Renowned as one of the world’s most biodiverse nations, Argentina boasts an exceptional variety of ecosystems within its borders, encompassing 15 continental zones, 2 marine zones, and the Antarctic region. This remarkable range of ecosystems has given rise to an extensive biological diversity that ranks among the largest globally: 9,372 documented vascular plant species (24th globally); 1,038 documented bird species (14th globally); 375 documented mammal species (12th globally); 338 documented reptilian species (16th globally); and 162 documented amphibian species (19th globally).
Originally, the pampa region featured scarce trees, but over time, imported species such as the American sycamore or eucalyptus have been introduced along roads and in towns and country estates (known as “estancias”). One notable native tree-like plant of the pampa is the evergreen Ombú. The surface soils of the pampa, known as mollisols or humus, are deeply black in color. This characteristic makes the region immensely fertile, contributing to its status as one of the most agriculturally productive areas on Earth. However, this agricultural success has come at the cost of significant changes to the original ecosystem, as commercial agriculture has encroached upon natural landscapes. The western pampas receive less precipitation, resulting in a dry pampa characterized by short grasses, akin to a steppe environment.

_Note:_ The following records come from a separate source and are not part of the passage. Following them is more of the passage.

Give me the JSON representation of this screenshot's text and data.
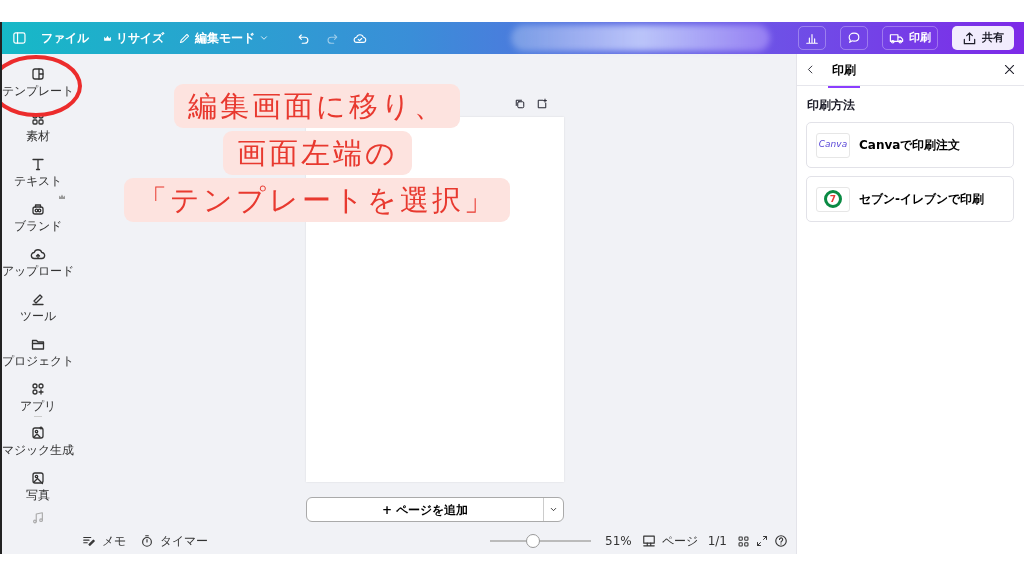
{
  "top_bar": {
    "menu": [
      {
        "label": "ファイル",
        "premium": false
      },
      {
        "label": "リサイズ",
        "premium": true
      }
    ],
    "edit_mode": "編集モード",
    "print_button": "印刷",
    "share_button": "共有"
  },
  "sidebar": {
    "items": [
      {
        "label": "テンプレート",
        "premium": false
      },
      {
        "label": "素材",
        "premium": false
      },
      {
        "label": "テキスト",
        "premium": false
      },
      {
        "label": "ブランド",
        "premium": true
      },
      {
        "label": "アップロード",
        "premium": false
      },
      {
        "label": "ツール",
        "premium": false
      },
      {
        "label": "プロジェクト",
        "premium": false
      },
      {
        "label": "アプリ",
        "premium": false
      },
      {
        "label": "マジック生成",
        "premium": false
      },
      {
        "label": "写真",
        "premium": false
      }
    ]
  },
  "canvas": {
    "add_page_button": "+ ページを追加"
  },
  "bottom_bar": {
    "notes": "メモ",
    "timer": "タイマー",
    "zoom": {
      "level": 0.43
    },
    "zoom_reading": "51%",
    "pages_label": "ページ",
    "page_count": "1/1"
  },
  "print_panel": {
    "tab": "印刷",
    "section_title": "印刷方法",
    "options": [
      {
        "kind": "canva",
        "logo": "Canva",
        "label": "Canvaで印刷注文"
      },
      {
        "kind": "seven",
        "logo": "7",
        "label": "セブン-イレブンで印刷"
      }
    ]
  },
  "annotation": {
    "lines": [
      "編集画面に移り、",
      "画面左端の",
      "「テンプレートを選択」"
    ]
  }
}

Argentina’s National Parks form a network of 35 protected areas throughout the country. These parks encompass a diverse array of terrains and biotopes, ranging from Baritú National Park along the northern border with Bolivia to Tierra del Fuego National Park in the southernmost reaches of the continent. Responsible for the preservation and management of these national parks, alongside natural monuments, and national reserves within the nation, is the Administración de Parques Nacionales (National Parks Administration).
The Andes Mountains in Argentina offer a diverse and awe-inspiring landscape that’s perfect for capturing stunning photographs. Here is an overview of what you can expect:

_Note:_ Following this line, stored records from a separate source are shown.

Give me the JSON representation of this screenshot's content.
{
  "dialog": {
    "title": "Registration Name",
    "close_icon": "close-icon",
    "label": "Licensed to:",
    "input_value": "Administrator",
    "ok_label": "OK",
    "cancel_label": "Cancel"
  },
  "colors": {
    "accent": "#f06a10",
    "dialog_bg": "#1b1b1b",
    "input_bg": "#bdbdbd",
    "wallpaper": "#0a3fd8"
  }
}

High Peaks and Glaciers:
Argentina’s Andes feature some of the tallest peaks in the world, including Aconcagua, the highest mountain in the Southern and Western Hemispheres. The towering peaks, often crowned with glaciers, provide breathtaking backdrops for your photography.
The southern reaches of the Andes extend into Patagonia, where you’ll find iconic landscapes such as the Fitz Roy and Cerro Torre peaks. Patagonia offers diverse photography opportunities, from mountain ranges to pristine lakes and glaciers.
Glacial Lakes and Reflections:
Glacial lakes like Lake Nahuel Huapi and Lake Argentina offer mirror-like reflections of surrounding mountains and forests. These serene scenes are perfect for capturing tranquil and reflective shots.
Tierra del Fuego:
The Andes continue into Tierra del Fuego, an archipelago at the southernmost tip of South America. The region’s dramatic landscapes, including snow-capped mountains and fjords, provide unique photographic subjects.
In the foothills of the Andes lies Mendoza, Argentina’s wine region. The vineyards against the backdrop of the mountains offer picturesque scenes, especially during the grape harvest season.
Quebrada de Humahuaca:
This UNESCO World Heritage site features vibrant rock formations and picturesque towns. The colorful landscapes and traditional architecture provide striking photography subjects.
Overall, the Andes Mountains in Argentina offer a blend of natural beauty, cultural richness, and iconic landmarks. Whether you’re capturing the majesty of high peaks, the tranquility of glacial lakes, or the vibrancy of indigenous cultures, the Andes of Argentina provide a captivating destination for photography.